I could be wrong, but it sorta seems that way the more and more I watch it. I doubt I'm the first one to notice this, but here are my thoughts anyway:
I will probably type a ridiculously long essay on this later, but for now, I'll just use these points from the top of my head to illustrate what I mean:
- The story is about an alienated, clearly effeminate young male with the potential to be gay if not for his self-loathing. He can't sleep. He makes no effort to connect to human beings. His inner-voice is cynical to the point of hilarity. Do most straight men without girlfriends concentrate this hard on building ikea nests? This changes when he invents an alternate identity to cope with his dislike of himself. It's the person he wants to be. Cocky, macho, independent, all of the stereotypes of who successful straight males are. He can't "relate" to the woman he met at his meetings, Marla, without the Tyler persona taking control. Over time, this persona reveals itself for what it is: a fascist, souless, evil manifestation of the narrator's hate.
- Fighting is a metaphor, I think, for the narrator/tyler's adversion towards gay sex. Since the narrator cannot bring himself to love another man, like, say, Bob (the guy whom which upon embracing in the meetings allows the narrator to finally sleep at night) he invents tyler and the movement of fight club. It is no coincidence that one of the most disturbing scenes in the film for both the viewer and narrator is Bob's death. He was a kind person. A lost soul, like the narrator, but a caring person...until fight club's corruption took hold.
- In the film it is hinted at that the narrator invents tyler to deal with his lack of self confidence in dating Marla, whom he likes.
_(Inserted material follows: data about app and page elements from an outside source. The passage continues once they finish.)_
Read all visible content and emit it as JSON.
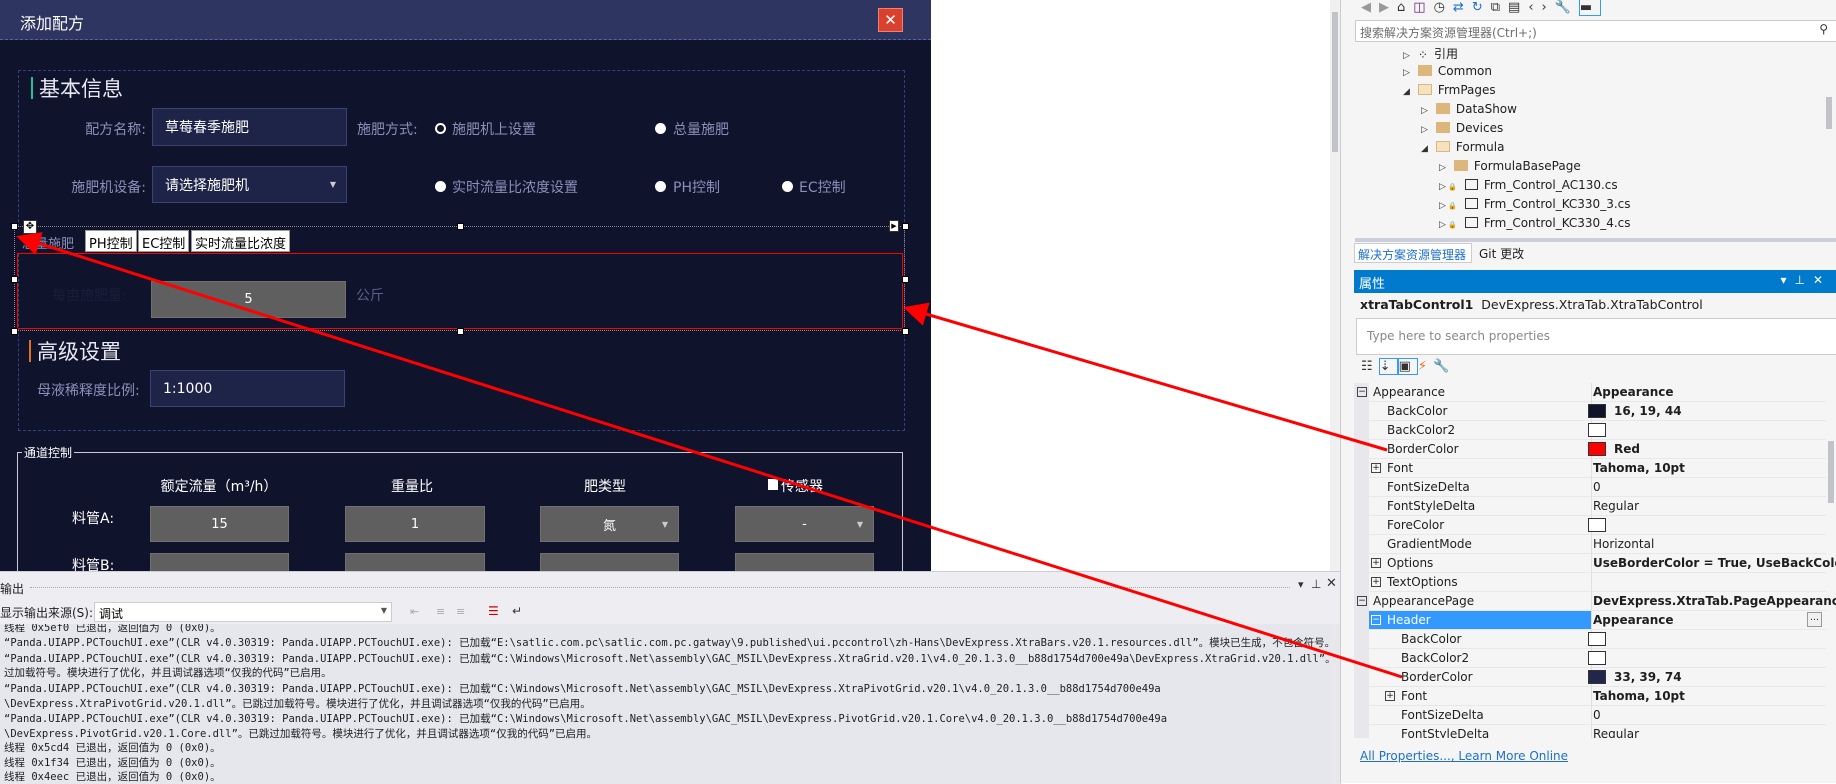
{
  "dialog": {
    "title": "添加配方",
    "close_icon": "close-icon",
    "basic_section": "基本信息",
    "recipe_name_label": "配方名称:",
    "recipe_name_value": "草莓春季施肥",
    "method_label": "施肥方式:",
    "method_options": [
      {
        "label": "施肥机上设置",
        "selected": true
      },
      {
        "label": "总量施肥",
        "selected": false
      }
    ],
    "device_label": "施肥机设备:",
    "device_value": "请选择施肥机",
    "control_options": [
      {
        "label": "实时流量比浓度设置"
      },
      {
        "label": "PH控制"
      },
      {
        "label": "EC控制"
      }
    ],
    "tabs": [
      "总量施肥",
      "PH控制",
      "EC控制",
      "实时流量比浓度"
    ],
    "per_mu_label": "每亩施肥量:",
    "per_mu_value": "5",
    "per_mu_unit": "公斤",
    "advanced_section": "高级设置",
    "dilution_label": "母液稀释度比例:",
    "dilution_value": "1:1000",
    "channel_group": "通道控制",
    "columns": [
      "额定流量（m³/h）",
      "重量比",
      "肥类型",
      "传感器"
    ],
    "rows": [
      {
        "label": "料管A:",
        "flow": "15",
        "ratio": "1",
        "type": "氮",
        "sensor": "-"
      },
      {
        "label": "料管B:"
      }
    ],
    "colors": {
      "background": "#10132c",
      "titlebar": "#2e3560",
      "tab_border": "#ff0000"
    }
  },
  "output": {
    "title": "输出",
    "source_label": "显示输出来源(S):",
    "source_value": "调试",
    "lines": [
      "线程 0x5ef0 已退出，返回值为 0 (0x0)。",
      "“Panda.UIAPP.PCTouchUI.exe”(CLR v4.0.30319: Panda.UIAPP.PCTouchUI.exe): 已加载“E:\\satlic.com.pc\\satlic.com.pc.gatway\\9.published\\ui.pccontrol\\zh-Hans\\DevExpress.XtraBars.v20.1.resources.dll”。模块已生成，不包含符号。",
      "“Panda.UIAPP.PCTouchUI.exe”(CLR v4.0.30319: Panda.UIAPP.PCTouchUI.exe): 已加载“C:\\Windows\\Microsoft.Net\\assembly\\GAC_MSIL\\DevExpress.XtraGrid.v20.1\\v4.0_20.1.3.0__b88d1754d700e49a\\DevExpress.XtraGrid.v20.1.dll”。已跳",
      "  过加载符号。模块进行了优化，并且调试器选项“仅我的代码”已启用。",
      "“Panda.UIAPP.PCTouchUI.exe”(CLR v4.0.30319: Panda.UIAPP.PCTouchUI.exe): 已加载“C:\\Windows\\Microsoft.Net\\assembly\\GAC_MSIL\\DevExpress.XtraPivotGrid.v20.1\\v4.0_20.1.3.0__b88d1754d700e49a",
      "  \\DevExpress.XtraPivotGrid.v20.1.dll”。已跳过加载符号。模块进行了优化，并且调试器选项“仅我的代码”已启用。",
      "“Panda.UIAPP.PCTouchUI.exe”(CLR v4.0.30319: Panda.UIAPP.PCTouchUI.exe): 已加载“C:\\Windows\\Microsoft.Net\\assembly\\GAC_MSIL\\DevExpress.PivotGrid.v20.1.Core\\v4.0_20.1.3.0__b88d1754d700e49a",
      "  \\DevExpress.PivotGrid.v20.1.Core.dll”。已跳过加载符号。模块进行了优化，并且调试器选项“仅我的代码”已启用。",
      "线程 0x5cd4 已退出，返回值为 0 (0x0)。",
      "线程 0x1f34 已退出，返回值为 0 (0x0)。",
      "线程 0x4eec 已退出，返回值为 0 (0x0)。"
    ]
  },
  "solution": {
    "search_placeholder": "搜索解决方案资源管理器(Ctrl+;)",
    "items": [
      {
        "label": "引用",
        "level": 1,
        "expanded": false,
        "icon": "references-icon"
      },
      {
        "label": "Common",
        "level": 1,
        "expanded": false,
        "icon": "folder-icon"
      },
      {
        "label": "FrmPages",
        "level": 1,
        "expanded": true,
        "icon": "folder-open-icon"
      },
      {
        "label": "DataShow",
        "level": 2,
        "expanded": false,
        "icon": "folder-icon"
      },
      {
        "label": "Devices",
        "level": 2,
        "expanded": false,
        "icon": "folder-icon"
      },
      {
        "label": "Formula",
        "level": 2,
        "expanded": true,
        "icon": "folder-open-icon"
      },
      {
        "label": "FormulaBasePage",
        "level": 3,
        "expanded": false,
        "icon": "folder-icon"
      },
      {
        "label": "Frm_Control_AC130.cs",
        "level": 3,
        "expanded": false,
        "icon": "form-icon"
      },
      {
        "label": "Frm_Control_KC330_3.cs",
        "level": 3,
        "expanded": false,
        "icon": "form-icon"
      },
      {
        "label": "Frm_Control_KC330_4.cs",
        "level": 3,
        "expanded": false,
        "icon": "form-icon"
      }
    ],
    "tabs": [
      "解决方案资源管理器",
      "Git 更改"
    ]
  },
  "properties": {
    "title": "属性",
    "object_name": "xtraTabControl1",
    "object_type": "DevExpress.XtraTab.XtraTabControl",
    "search_placeholder": "Type here to search properties",
    "rows": [
      {
        "name": "Appearance",
        "value": "Appearance",
        "level": 0,
        "expander": "minus",
        "bold": true
      },
      {
        "name": "BackColor",
        "value": "16, 19, 44",
        "level": 1,
        "swatch": "#10132c",
        "bold": true
      },
      {
        "name": "BackColor2",
        "value": "",
        "level": 1,
        "swatch": "#ffffff"
      },
      {
        "name": "BorderColor",
        "value": "Red",
        "level": 1,
        "swatch": "#ff0000",
        "bold": true
      },
      {
        "name": "Font",
        "value": "Tahoma, 10pt",
        "level": 1,
        "expander": "plus",
        "bold": true
      },
      {
        "name": "FontSizeDelta",
        "value": "0",
        "level": 1
      },
      {
        "name": "FontStyleDelta",
        "value": "Regular",
        "level": 1
      },
      {
        "name": "ForeColor",
        "value": "",
        "level": 1,
        "swatch": "#ffffff"
      },
      {
        "name": "GradientMode",
        "value": "Horizontal",
        "level": 1
      },
      {
        "name": "Options",
        "value": "UseBorderColor = True, UseBackColor",
        "level": 1,
        "expander": "plus",
        "bold": true
      },
      {
        "name": "TextOptions",
        "value": "",
        "level": 1,
        "expander": "plus"
      },
      {
        "name": "AppearancePage",
        "value": "DevExpress.XtraTab.PageAppearance",
        "level": 0,
        "expander": "minus",
        "bold": true
      },
      {
        "name": "Header",
        "value": "Appearance",
        "level": 1,
        "expander": "minus",
        "bold": true,
        "selected": true
      },
      {
        "name": "BackColor",
        "value": "",
        "level": 2,
        "swatch": "#ffffff"
      },
      {
        "name": "BackColor2",
        "value": "",
        "level": 2,
        "swatch": "#ffffff"
      },
      {
        "name": "BorderColor",
        "value": "33, 39, 74",
        "level": 2,
        "swatch": "#21274a",
        "bold": true
      },
      {
        "name": "Font",
        "value": "Tahoma, 10pt",
        "level": 2,
        "expander": "plus",
        "bold": true
      },
      {
        "name": "FontSizeDelta",
        "value": "0",
        "level": 2
      },
      {
        "name": "FontStyleDelta",
        "value": "Regular",
        "level": 2
      }
    ],
    "links": [
      "All Properties...",
      "Learn More Online"
    ],
    "header_color": "#007acc",
    "selected_color": "#3399ff"
  }
}
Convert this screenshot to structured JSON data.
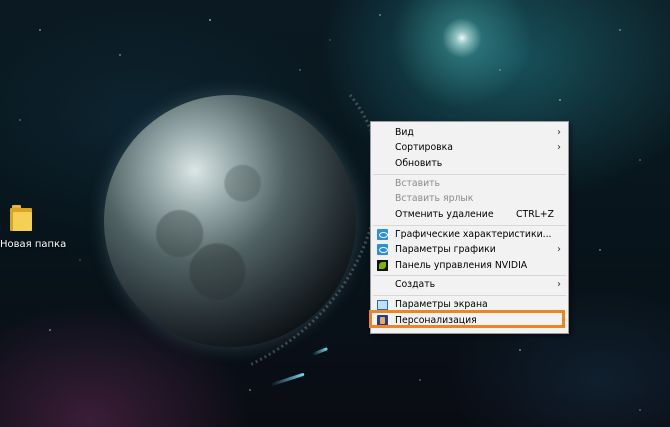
{
  "desktop": {
    "icons": [
      {
        "label": "Новая папка",
        "icon": "folder-icon"
      }
    ]
  },
  "context_menu": {
    "items": {
      "view": {
        "label": "Вид",
        "submenu": true
      },
      "sort": {
        "label": "Сортировка",
        "submenu": true
      },
      "refresh": {
        "label": "Обновить"
      },
      "paste": {
        "label": "Вставить",
        "disabled": true
      },
      "paste_shortcut": {
        "label": "Вставить ярлык",
        "disabled": true
      },
      "undo_delete": {
        "label": "Отменить удаление",
        "shortcut": "CTRL+Z"
      },
      "graphics_properties": {
        "label": "Графические характеристики...",
        "icon": "intel-graphics-icon"
      },
      "graphics_options": {
        "label": "Параметры графики",
        "icon": "intel-graphics-icon",
        "submenu": true
      },
      "nvidia_panel": {
        "label": "Панель управления NVIDIA",
        "icon": "nvidia-icon"
      },
      "new": {
        "label": "Создать",
        "submenu": true
      },
      "display_settings": {
        "label": "Параметры экрана",
        "icon": "display-icon"
      },
      "personalize": {
        "label": "Персонализация",
        "icon": "personalize-icon",
        "highlighted": true
      }
    }
  },
  "colors": {
    "highlight_border": "#f0841f",
    "menu_background": "#f2f2f2",
    "disabled_text": "#8c8c8c"
  }
}
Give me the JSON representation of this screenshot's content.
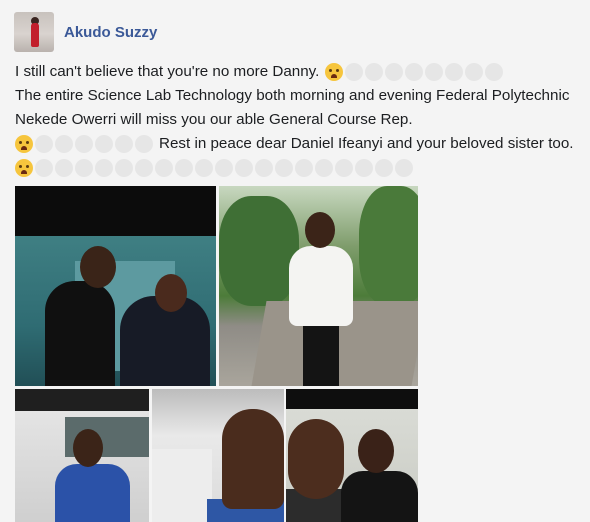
{
  "post": {
    "author": "Akudo Suzzy",
    "lines": [
      "I still can't believe that you're no more Danny.",
      "The entire Science Lab Technology both morning and evening Federal Polytechnic",
      "Nekede Owerri will miss you our able General Course Rep.",
      "Rest in peace dear Daniel Ifeanyi and your beloved sister too."
    ]
  },
  "icons": {
    "crying": "crying-face-emoji",
    "placeholder": "emoji-placeholder"
  },
  "colors": {
    "author": "#3b5998",
    "text": "#1c1e21",
    "background": "#f4f4f4"
  }
}
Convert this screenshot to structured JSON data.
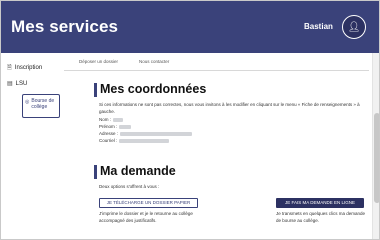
{
  "header": {
    "title": "Mes services",
    "username": "Bastian",
    "avatar_icon": "user-icon"
  },
  "sidebar": {
    "items": [
      {
        "label": "Inscription",
        "icon": "document-icon"
      },
      {
        "label": "LSU",
        "icon": "book-icon"
      },
      {
        "label": "Bourse de collège",
        "icon": "coins-icon",
        "active": true
      }
    ]
  },
  "tabs": [
    {
      "label": "Déposer un dossier"
    },
    {
      "label": "Nous contacter"
    }
  ],
  "coordonnees": {
    "title": "Mes coordonnées",
    "intro": "Si ces informations ne sont pas correctes, nous vous invitons à les modifier en cliquant sur le menu « Fiche de renseignements » à gauche.",
    "fields": [
      {
        "label": "Nom :"
      },
      {
        "label": "Prénom :"
      },
      {
        "label": "Adresse :"
      },
      {
        "label": "Courriel :"
      }
    ]
  },
  "demande": {
    "title": "Ma demande",
    "options_text": "Deux options s'offrent à vous :",
    "paper_button": "JE TÉLÉCHARGE UN DOSSIER PAPIER",
    "online_button": "JE FAIS MA DEMANDE EN LIGNE",
    "paper_desc": "J'imprime le dossier et je le retourne au collège accompagné des justificatifs.",
    "online_desc": "Je transmets en quelques clics ma demande de bourse au collège."
  },
  "colors": {
    "header_bg": "#3a427a",
    "accent": "#3a427a",
    "primary_button": "#2c3162"
  }
}
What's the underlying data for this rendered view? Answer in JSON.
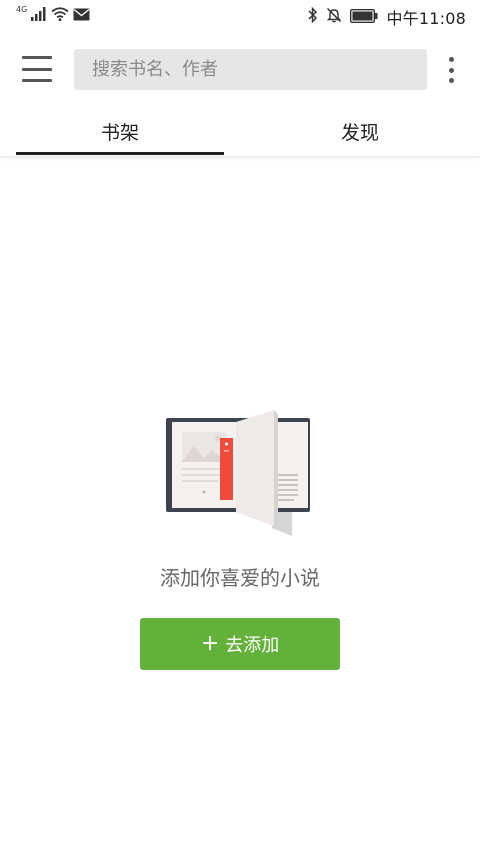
{
  "status_bar": {
    "network": "4G",
    "time": "中午11:08"
  },
  "toolbar": {
    "search_placeholder": "搜索书名、作者"
  },
  "tabs": [
    {
      "label": "书架",
      "active": true
    },
    {
      "label": "发现",
      "active": false
    }
  ],
  "empty_state": {
    "message": "添加你喜爱的小说",
    "button_label": "去添加",
    "button_icon": "plus-icon"
  },
  "colors": {
    "accent_green": "#63b13a",
    "bookmark_red": "#f04b3a",
    "book_cover": "#3d4350"
  }
}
This works on a different level that kinda adds more depth to the narrator's character I think.